We started out in 2007 talking about service design and there were not very many service design firms around. Livework were doing some interesting stuff and Method, Ideo were there too... but I see a general trend of, across the market, of people wanting to make things that have business effects rather than just communicating things, and that is certainly the case for us. We were inside BBH for the first three years of our life, and I think that helped us to understand what we didn't want to do. We have to walk away from a lot of work in order to keep that purity, but if you take the work that you know is not good for you, that you know is not the kind of work that you want to do... it becomes a self-fulfilling prophesy. That's the kind of work that people know you for. It's a difficult thing to get out of, but I think that we have been able to do it slowly by picking and choosing, and by leaving work on the table. We could have been a digital marketing agency, but we would not have enjoyed our jobs so much.
Will there be greater emphasis on products in the future? Could we see microbusinesses spun out of Made by Many, or are you ensuring that Made by Many remains at the 'heart and soul' of everything?
TM: The way that Mint Digital have spun out ideas from their main agency with PickLive, for example... I see quite a lot of interesting companies on the borders of what might have been called a digital agency and the way a startup works, and then defining the categories that people want to put them in. Part of the problem is that the world wants to put you into a bucket from the past. It's hard if you're doing innovative work, not to be put into that bucket. But, I really think there's a trend towards that, and why wouldn't there be? People are leaving ad agencies and marketing companies. All the smart people are leaving and doing their own startups. At the other end, you have new graduates looking for jobs, deciding that they will do their own thing. Instead of working for McKinsey or a big ad agency, it has become socially exciting and acceptable to go and do your own thing and have a go at it. That works for us for a recruitment perspective, as we're able to find a place for people that want to work in that kind of environment.

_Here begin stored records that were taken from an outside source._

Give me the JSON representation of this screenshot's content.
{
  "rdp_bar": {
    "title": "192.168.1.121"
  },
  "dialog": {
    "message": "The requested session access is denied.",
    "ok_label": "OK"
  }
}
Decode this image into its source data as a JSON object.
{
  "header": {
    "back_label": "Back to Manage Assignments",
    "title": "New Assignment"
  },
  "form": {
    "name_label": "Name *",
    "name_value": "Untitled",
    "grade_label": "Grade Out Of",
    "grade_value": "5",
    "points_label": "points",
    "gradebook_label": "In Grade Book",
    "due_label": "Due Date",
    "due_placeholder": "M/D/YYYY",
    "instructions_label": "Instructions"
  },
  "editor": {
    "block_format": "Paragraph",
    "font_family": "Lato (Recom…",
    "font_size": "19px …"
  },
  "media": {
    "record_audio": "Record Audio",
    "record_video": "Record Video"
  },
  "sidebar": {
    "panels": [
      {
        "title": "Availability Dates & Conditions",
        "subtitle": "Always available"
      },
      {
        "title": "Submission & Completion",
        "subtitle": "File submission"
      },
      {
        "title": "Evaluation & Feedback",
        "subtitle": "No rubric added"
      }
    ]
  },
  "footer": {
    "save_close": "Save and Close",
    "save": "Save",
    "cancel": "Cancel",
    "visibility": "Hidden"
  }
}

Was SxSW's reception to Picle as you expected?
AH: It was a lot more than we expected. One of the best things out of it was seeing someone using it in the street. It's one of the proudest moments, from a product point of view. The rest was icing on the cake: to get into Forbes, to have Fast Company talk about it, for Apple to tweet it from the App Store account. We have seen loads of people make their own stories with it, including making cakes, and holding birthday parties. There was a musician on Picle the other day; it looked like he was in a bar, and it panned around and it turned out that he was backstage, jamming with a couple of vocalists. That was awesome.
TM: We didn't expect to see it in Forbes. That good feeling about Picle was really lovely. We want to make Picle better and better. At the moment, it's the beginning of the beginning. It's malleable, and there's enough there for us to do new stuff [to it] and for it to change radically, so we get it right. The great thing about it is that we now have a good feeling that, at the core of the experience, it is something that people want to do. That's what was validated at SxSW.
What's great about it is that it's simplistic. It's a facilitator for storytelling, with no bells and whistles.
TM: I loved Twitter at the beginning because it could be anything that you wanted it to be. Picle is like that. It's what Conor Delahunty here calls "Hackable Space".